■ PROBLEM REQUIREMENTS
Extract the data exactly, missing nothing.

■ RECORDS SUPPLIED
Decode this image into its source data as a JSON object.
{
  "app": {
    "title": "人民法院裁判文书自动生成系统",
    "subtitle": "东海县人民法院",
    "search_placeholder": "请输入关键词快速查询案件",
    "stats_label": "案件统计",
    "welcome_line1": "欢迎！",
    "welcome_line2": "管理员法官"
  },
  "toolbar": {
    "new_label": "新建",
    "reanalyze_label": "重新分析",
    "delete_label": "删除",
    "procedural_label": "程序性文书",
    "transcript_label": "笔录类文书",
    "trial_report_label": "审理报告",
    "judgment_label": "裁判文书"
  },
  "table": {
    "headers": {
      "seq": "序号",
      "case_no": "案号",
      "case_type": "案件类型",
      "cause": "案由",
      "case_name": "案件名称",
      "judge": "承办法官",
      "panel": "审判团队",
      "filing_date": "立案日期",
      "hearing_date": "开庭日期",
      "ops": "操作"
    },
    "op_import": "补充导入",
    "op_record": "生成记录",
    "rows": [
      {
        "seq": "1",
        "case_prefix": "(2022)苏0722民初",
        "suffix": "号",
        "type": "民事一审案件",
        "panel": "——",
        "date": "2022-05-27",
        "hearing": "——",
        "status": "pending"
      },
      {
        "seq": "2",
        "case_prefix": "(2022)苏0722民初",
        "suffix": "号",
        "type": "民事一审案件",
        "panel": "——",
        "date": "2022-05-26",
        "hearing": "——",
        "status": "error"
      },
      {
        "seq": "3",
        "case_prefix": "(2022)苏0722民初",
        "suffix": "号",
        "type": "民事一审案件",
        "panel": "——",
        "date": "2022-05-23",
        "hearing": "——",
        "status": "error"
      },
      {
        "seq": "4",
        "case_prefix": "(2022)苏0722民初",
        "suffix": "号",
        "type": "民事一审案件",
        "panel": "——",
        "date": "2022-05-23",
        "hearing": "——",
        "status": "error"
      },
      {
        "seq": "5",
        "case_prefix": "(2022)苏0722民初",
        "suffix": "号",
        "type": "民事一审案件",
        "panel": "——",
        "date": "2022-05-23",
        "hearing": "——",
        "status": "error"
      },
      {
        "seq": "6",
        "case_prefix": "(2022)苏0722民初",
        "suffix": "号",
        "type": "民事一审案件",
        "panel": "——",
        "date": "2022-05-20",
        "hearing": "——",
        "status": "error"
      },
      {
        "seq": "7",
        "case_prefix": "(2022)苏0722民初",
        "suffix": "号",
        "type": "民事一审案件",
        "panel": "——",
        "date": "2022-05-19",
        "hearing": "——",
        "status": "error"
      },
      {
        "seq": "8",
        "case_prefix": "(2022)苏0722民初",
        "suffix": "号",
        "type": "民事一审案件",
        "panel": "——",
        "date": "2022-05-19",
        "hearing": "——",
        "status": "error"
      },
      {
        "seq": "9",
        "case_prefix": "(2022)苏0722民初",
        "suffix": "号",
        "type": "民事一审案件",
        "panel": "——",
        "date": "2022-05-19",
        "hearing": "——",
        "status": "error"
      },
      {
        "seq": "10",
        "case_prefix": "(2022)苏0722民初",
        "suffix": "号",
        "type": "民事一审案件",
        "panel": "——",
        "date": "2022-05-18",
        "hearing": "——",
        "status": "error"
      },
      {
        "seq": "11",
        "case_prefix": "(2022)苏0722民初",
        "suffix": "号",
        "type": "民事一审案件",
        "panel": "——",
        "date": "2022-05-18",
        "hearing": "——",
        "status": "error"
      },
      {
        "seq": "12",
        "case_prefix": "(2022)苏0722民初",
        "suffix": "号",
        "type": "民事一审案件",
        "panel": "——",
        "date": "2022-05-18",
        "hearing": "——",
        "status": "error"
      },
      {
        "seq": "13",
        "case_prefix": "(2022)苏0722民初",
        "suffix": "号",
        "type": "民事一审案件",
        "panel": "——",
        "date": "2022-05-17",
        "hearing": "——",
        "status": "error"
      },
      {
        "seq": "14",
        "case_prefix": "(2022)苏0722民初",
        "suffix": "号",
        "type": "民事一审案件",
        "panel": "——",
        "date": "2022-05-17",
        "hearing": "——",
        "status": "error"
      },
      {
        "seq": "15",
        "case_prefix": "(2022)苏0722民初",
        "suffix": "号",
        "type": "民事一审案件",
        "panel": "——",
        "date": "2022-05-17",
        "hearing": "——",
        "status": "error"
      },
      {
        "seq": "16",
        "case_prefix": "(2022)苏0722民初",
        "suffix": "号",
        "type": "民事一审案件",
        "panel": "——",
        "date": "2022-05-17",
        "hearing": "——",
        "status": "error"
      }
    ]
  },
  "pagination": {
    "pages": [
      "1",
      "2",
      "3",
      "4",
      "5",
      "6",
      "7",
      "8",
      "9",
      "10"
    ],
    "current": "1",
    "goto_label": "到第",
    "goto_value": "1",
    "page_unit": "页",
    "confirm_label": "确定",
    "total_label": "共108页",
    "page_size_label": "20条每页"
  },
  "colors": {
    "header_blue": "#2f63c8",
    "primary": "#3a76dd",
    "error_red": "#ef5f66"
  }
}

■ OUTPUT FOR THIS EXERCISE
Decode this image into its source data as a JSON object.
{
  "app": {
    "title": "人民法院裁判文书自动生成系统",
    "subtitle": "东海县人民法院",
    "search_placeholder": "请输入关键词快速查询案件",
    "stats_label": "案件统计",
    "welcome_line1": "欢迎！",
    "welcome_line2": "管理员法官"
  },
  "toolbar": {
    "new_label": "新建",
    "reanalyze_label": "重新分析",
    "delete_label": "删除",
    "procedural_label": "程序性文书",
    "transcript_label": "笔录类文书",
    "trial_report_label": "审理报告",
    "judgment_label": "裁判文书"
  },
  "table": {
    "headers": {
      "seq": "序号",
      "case_no": "案号",
      "case_type": "案件类型",
      "cause": "案由",
      "case_name": "案件名称",
      "judge": "承办法官",
      "panel": "审判团队",
      "filing_date": "立案日期",
      "hearing_date": "开庭日期",
      "ops": "操作"
    },
    "op_import": "补充导入",
    "op_record": "生成记录",
    "rows": [
      {
        "seq": "1",
        "case_prefix": "(2022)苏0722民初",
        "suffix": "号",
        "type": "民事一审案件",
        "panel": "——",
        "date": "2022-05-27",
        "hearing": "——",
        "status": "pending"
      },
      {
        "seq": "2",
        "case_prefix": "(2022)苏0722民初",
        "suffix": "号",
        "type": "民事一审案件",
        "panel": "——",
        "date": "2022-05-26",
        "hearing": "——",
        "status": "error"
      },
      {
        "seq": "3",
        "case_prefix": "(2022)苏0722民初",
        "suffix": "号",
        "type": "民事一审案件",
        "panel": "——",
        "date": "2022-05-23",
        "hearing": "——",
        "status": "error"
      },
      {
        "seq": "4",
        "case_prefix": "(2022)苏0722民初",
        "suffix": "号",
        "type": "民事一审案件",
        "panel": "——",
        "date": "2022-05-23",
        "hearing": "——",
        "status": "error"
      },
      {
        "seq": "5",
        "case_prefix": "(2022)苏0722民初",
        "suffix": "号",
        "type": "民事一审案件",
        "panel": "——",
        "date": "2022-05-23",
        "hearing": "——",
        "status": "error"
      },
      {
        "seq": "6",
        "case_prefix": "(2022)苏0722民初",
        "suffix": "号",
        "type": "民事一审案件",
        "panel": "——",
        "date": "2022-05-20",
        "hearing": "——",
        "status": "error"
      },
      {
        "seq": "7",
        "case_prefix": "(2022)苏0722民初",
        "suffix": "号",
        "type": "民事一审案件",
        "panel": "——",
        "date": "2022-05-19",
        "hearing": "——",
        "status": "error"
      },
      {
        "seq": "8",
        "case_prefix": "(2022)苏0722民初",
        "suffix": "号",
        "type": "民事一审案件",
        "panel": "——",
        "date": "2022-05-19",
        "hearing": "——",
        "status": "error"
      },
      {
        "seq": "9",
        "case_prefix": "(2022)苏0722民初",
        "suffix": "号",
        "type": "民事一审案件",
        "panel": "——",
        "date": "2022-05-19",
        "hearing": "——",
        "status": "error"
      },
      {
        "seq": "10",
        "case_prefix": "(2022)苏0722民初",
        "suffix": "号",
        "type": "民事一审案件",
        "panel": "——",
        "date": "2022-05-18",
        "hearing": "——",
        "status": "error"
      },
      {
        "seq": "11",
        "case_prefix": "(2022)苏0722民初",
        "suffix": "号",
        "type": "民事一审案件",
        "panel": "——",
        "date": "2022-05-18",
        "hearing": "——",
        "status": "error"
      },
      {
        "seq": "12",
        "case_prefix": "(2022)苏0722民初",
        "suffix": "号",
        "type": "民事一审案件",
        "panel": "——",
        "date": "2022-05-18",
        "hearing": "——",
        "status": "error"
      },
      {
        "seq": "13",
        "case_prefix": "(2022)苏0722民初",
        "suffix": "号",
        "type": "民事一审案件",
        "panel": "——",
        "date": "2022-05-17",
        "hearing": "——",
        "status": "error"
      },
      {
        "seq": "14",
        "case_prefix": "(2022)苏0722民初",
        "suffix": "号",
        "type": "民事一审案件",
        "panel": "——",
        "date": "2022-05-17",
        "hearing": "——",
        "status": "error"
      },
      {
        "seq": "15",
        "case_prefix": "(2022)苏0722民初",
        "suffix": "号",
        "type": "民事一审案件",
        "panel": "——",
        "date": "2022-05-17",
        "hearing": "——",
        "status": "error"
      },
      {
        "seq": "16",
        "case_prefix": "(2022)苏0722民初",
        "suffix": "号",
        "type": "民事一审案件",
        "panel": "——",
        "date": "2022-05-17",
        "hearing": "——",
        "status": "error"
      }
    ]
  },
  "pagination": {
    "pages": [
      "1",
      "2",
      "3",
      "4",
      "5",
      "6",
      "7",
      "8",
      "9",
      "10"
    ],
    "current": "1",
    "goto_label": "到第",
    "goto_value": "1",
    "page_unit": "页",
    "confirm_label": "确定",
    "total_label": "共108页",
    "page_size_label": "20条每页"
  },
  "colors": {
    "header_blue": "#2f63c8",
    "primary": "#3a76dd",
    "error_red": "#ef5f66"
  }
}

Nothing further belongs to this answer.